January 27, 2017 dmwalsh568 0

I’m not a ham, but I’d wonder about lightning storms in the area, or if they are all connected to the power grid and if there was a over or under-voltage condition messing things up.

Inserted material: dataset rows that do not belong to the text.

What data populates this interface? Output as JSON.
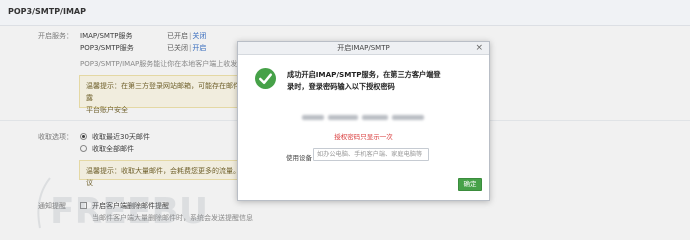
{
  "page": {
    "title": "POP3/SMTP/IMAP"
  },
  "settings": {
    "service_label": "开启服务：",
    "services": [
      {
        "name": "IMAP/SMTP服务",
        "status": "已开启",
        "sep": "|",
        "action": "关闭"
      },
      {
        "name": "POP3/SMTP服务",
        "status": "已关闭",
        "sep": "|",
        "action": "开启"
      }
    ],
    "description": "POP3/SMTP/IMAP服务能让你在本地客户端上收发邮件，",
    "tip1_line1": "温馨提示：在第三方登录网站邮箱，可能存在邮件泄露",
    "tip1_line2": "平台账户安全",
    "receive_label": "收取选项：",
    "receive_options": [
      "收取最近30天邮件",
      "收取全部邮件"
    ],
    "tip2": "温馨提示：收取大量邮件，会耗费您更多的流量。建议",
    "notify_label": "通知提醒",
    "notify_checkbox": "开启客户端删除邮件提醒",
    "notify_desc": "当邮件客户端大量删除邮件时，系统会发送提醒信息",
    "watermark": "FREEBUF"
  },
  "dialog": {
    "title": "开启IMAP/SMTP",
    "close_glyph": "×",
    "icon": "success-check-icon",
    "message_line1": "成功开启IMAP/SMTP服务，在第三方客户端登",
    "message_line2": "录时，登录密码输入以下授权密码",
    "code_hint": "授权密码只显示一次",
    "device_label": "使用设备",
    "device_placeholder": "如办公电脑、手机客户端、家庭电脑等",
    "confirm_label": "确定"
  },
  "colors": {
    "accent_green": "#46a148",
    "link_blue": "#2a66c4",
    "warning_red": "#d93b3b",
    "tip_bg": "#fffbea"
  }
}
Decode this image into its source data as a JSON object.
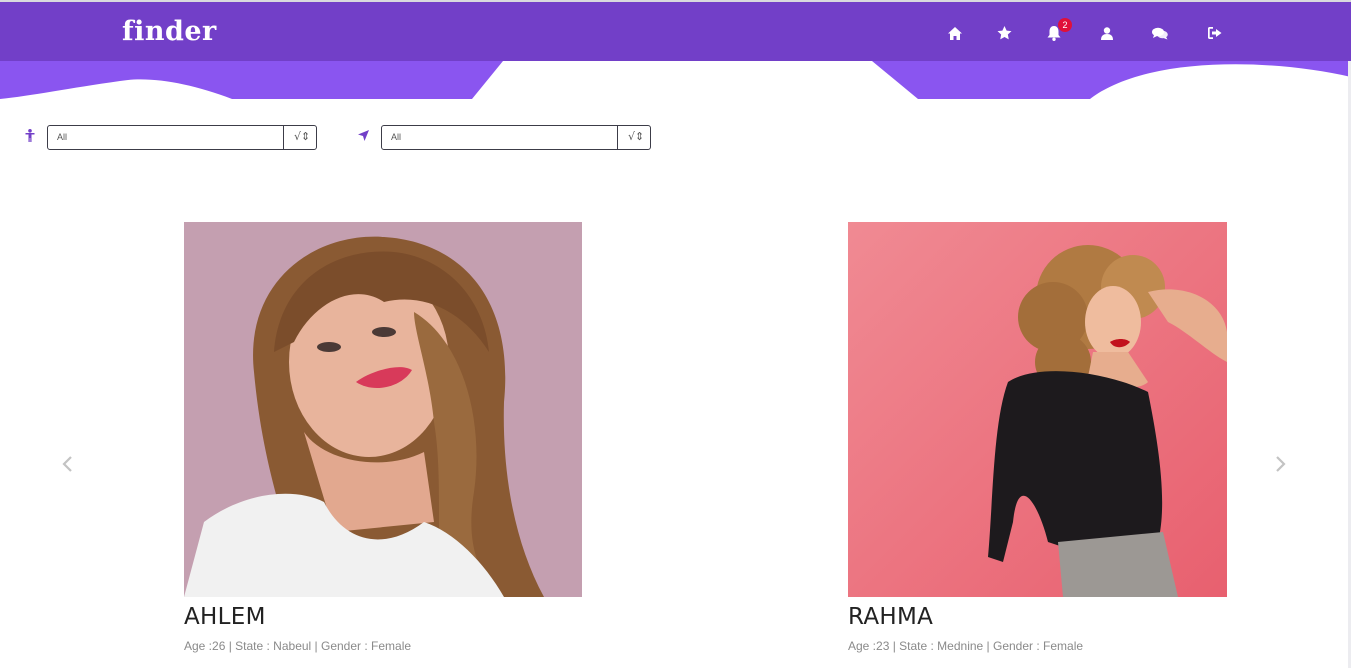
{
  "app": {
    "brand": "finder"
  },
  "nav": {
    "items": [
      {
        "icon": "home-icon"
      },
      {
        "icon": "star-icon"
      },
      {
        "icon": "bell-icon",
        "badge": "2"
      },
      {
        "icon": "user-icon"
      },
      {
        "icon": "chat-icon"
      },
      {
        "icon": "logout-icon"
      }
    ]
  },
  "filters": {
    "gender": {
      "icon": "person-icon",
      "value": "All",
      "arrow": "√⇕"
    },
    "location": {
      "icon": "location-arrow-icon",
      "value": "All",
      "arrow": "√⇕"
    }
  },
  "profiles": [
    {
      "name": "AHLEM",
      "details": "Age :26 | State : Nabeul | Gender : Female"
    },
    {
      "name": "RAHMA",
      "details": "Age :23 | State : Mednine | Gender : Female"
    }
  ],
  "colors": {
    "navbar": "#723fc8",
    "wave": "#8a55f0",
    "badge": "#e0103a"
  }
}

Statistics: Posted by dmwalsh568 — Fri Jan 27, 2017 11:18 am